Friday's attack was nothing but a more publicized attack. The Pentagon has repeatedly called the air strikes routine. For more than a month, the Iraqis increased their anti-aircraft firing at allied planes over the no-fly zones. Time magazine reports that more surface-to-air missiles were fired in the last few weeks than in all of 2000.

Hussein still poses a threat to Iraq's neighbors and must be contained. British Foreign Secretary Robin Cook said in a Sunday interview, 'Do remember [Hussein] has never given up his claim to Kuwait, and only a few weeks ago reasserted that claim.' U.S. Sen. John McCain told Fox News that he believes the strikes were an appropriate means to 'send a signal to Saddam Hussein.'

The Air Force reports that there have been more than 700 separate incidents of anti-aircraft artillery and missiles fired against United Nations coalition planes since December of 1998. It is clear that Hussein has no regard for the sanctions placed upon Iraq and the no-fly zones and continues to be a threat to the Middle East and to the world. Hussein has even offered a reward of $14,000 to any surface-to-air missile operator who shoots down a U.S. plane. The world must not tolerate Hussein's disregard for the sanctions.

Approximately every three days, some kind of military attack takes place, but the media decided to cover this one. I don't know if it is because it was Bush's first approved attack, or if because the media was bored with nothing to report, but this has been going on since the end of the Gulf War.

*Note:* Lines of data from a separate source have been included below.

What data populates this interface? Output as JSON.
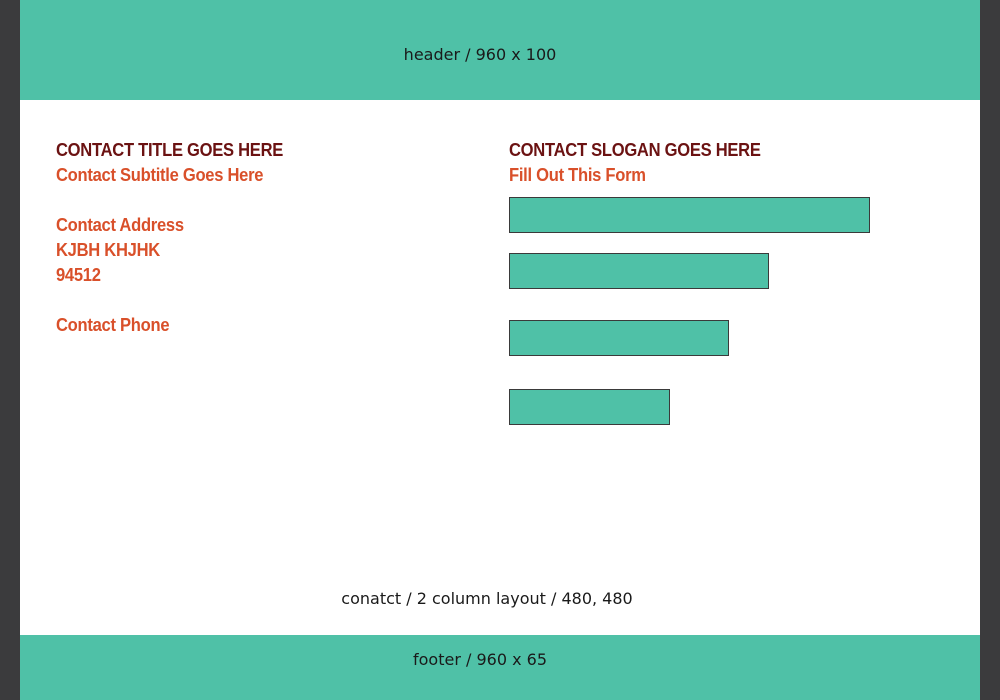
{
  "header": {
    "caption": "header / 960 x 100"
  },
  "contact_info": {
    "title": "CONTACT TITLE GOES HERE",
    "subtitle": "Contact Subtitle Goes Here",
    "address_label": "Contact Address",
    "address_line1": "KJBH KHJHK",
    "address_line2": "94512",
    "phone_label": "Contact Phone"
  },
  "contact_form": {
    "slogan": "CONTACT SLOGAN GOES HERE",
    "prompt": "Fill Out This Form",
    "fields": [
      {
        "value": ""
      },
      {
        "value": ""
      },
      {
        "value": ""
      },
      {
        "value": ""
      }
    ]
  },
  "content": {
    "caption": "conatct / 2 column layout / 480, 480"
  },
  "footer": {
    "caption": "footer / 960 x 65"
  },
  "colors": {
    "accent_teal": "#4fc1a7",
    "title_dark_red": "#6b1212",
    "text_orange": "#d9502a",
    "frame_gray": "#3b3b3d"
  }
}
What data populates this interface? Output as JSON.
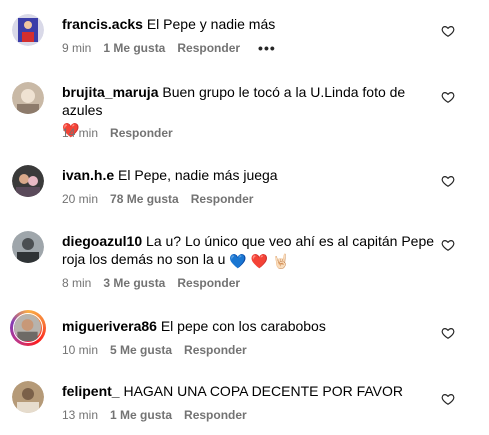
{
  "comments": [
    {
      "username": "francis.acks",
      "text": "El Pepe y nadie más",
      "time": "9 min",
      "likes": "1 Me gusta",
      "reply": "Responder",
      "more": "•••"
    },
    {
      "username": "brujita_maruja",
      "text": "Buen grupo le tocó a la U.Linda foto de azules",
      "emoji": "❤️",
      "time": "14 min",
      "reply": "Responder"
    },
    {
      "username": "ivan.h.e",
      "text": "El Pepe, nadie más juega",
      "time": "20 min",
      "likes": "78 Me gusta",
      "reply": "Responder"
    },
    {
      "username": "diegoazul10",
      "text": "La u? Lo único que veo ahí es al capitán Pepe roja los demás no son la u",
      "emojis": [
        "💙",
        "❤️",
        "🤘🏻"
      ],
      "time": "8 min",
      "likes": "3 Me gusta",
      "reply": "Responder"
    },
    {
      "username": "miguerivera86",
      "text": "El pepe con los carabobos",
      "time": "10 min",
      "likes": "5 Me gusta",
      "reply": "Responder"
    },
    {
      "username": "felipent_",
      "text": "HAGAN UNA COPA DECENTE POR FAVOR",
      "time": "13 min",
      "likes": "1 Me gusta",
      "reply": "Responder"
    }
  ],
  "icons": {
    "like": "heart-outline-icon"
  },
  "colors": {
    "meta_text": "#737373",
    "heart_red": "#e0245e",
    "heart_blue": "#2a6fd6"
  }
}
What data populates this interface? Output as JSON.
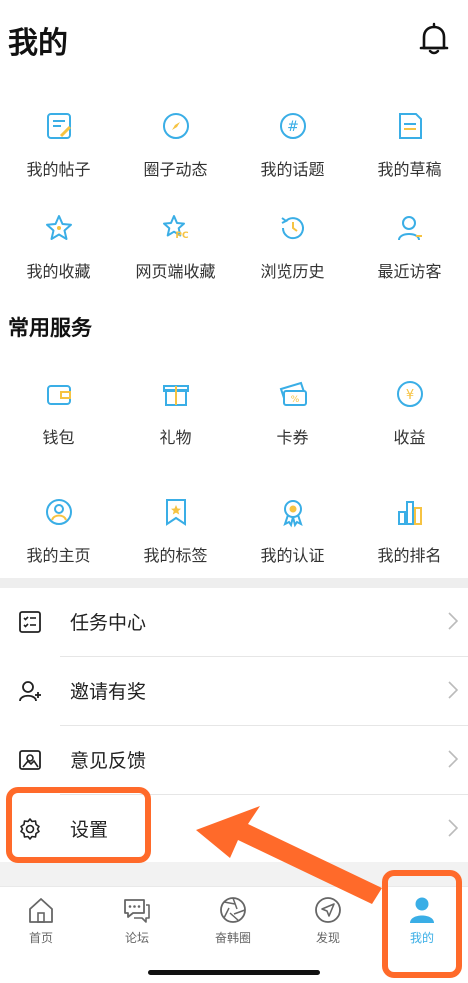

Furthermore, the attacks need to continue. Until Hussein makes his concessions on weapons of mass destruction, the British and French have agreed to maintain the sanctions on the no-fly zones. Critics of the attacks claim that innocent civilians are the victims, but that is untrue; they are simply victims of Hussein's propaganda to gain support against his nemesis, the Bush family.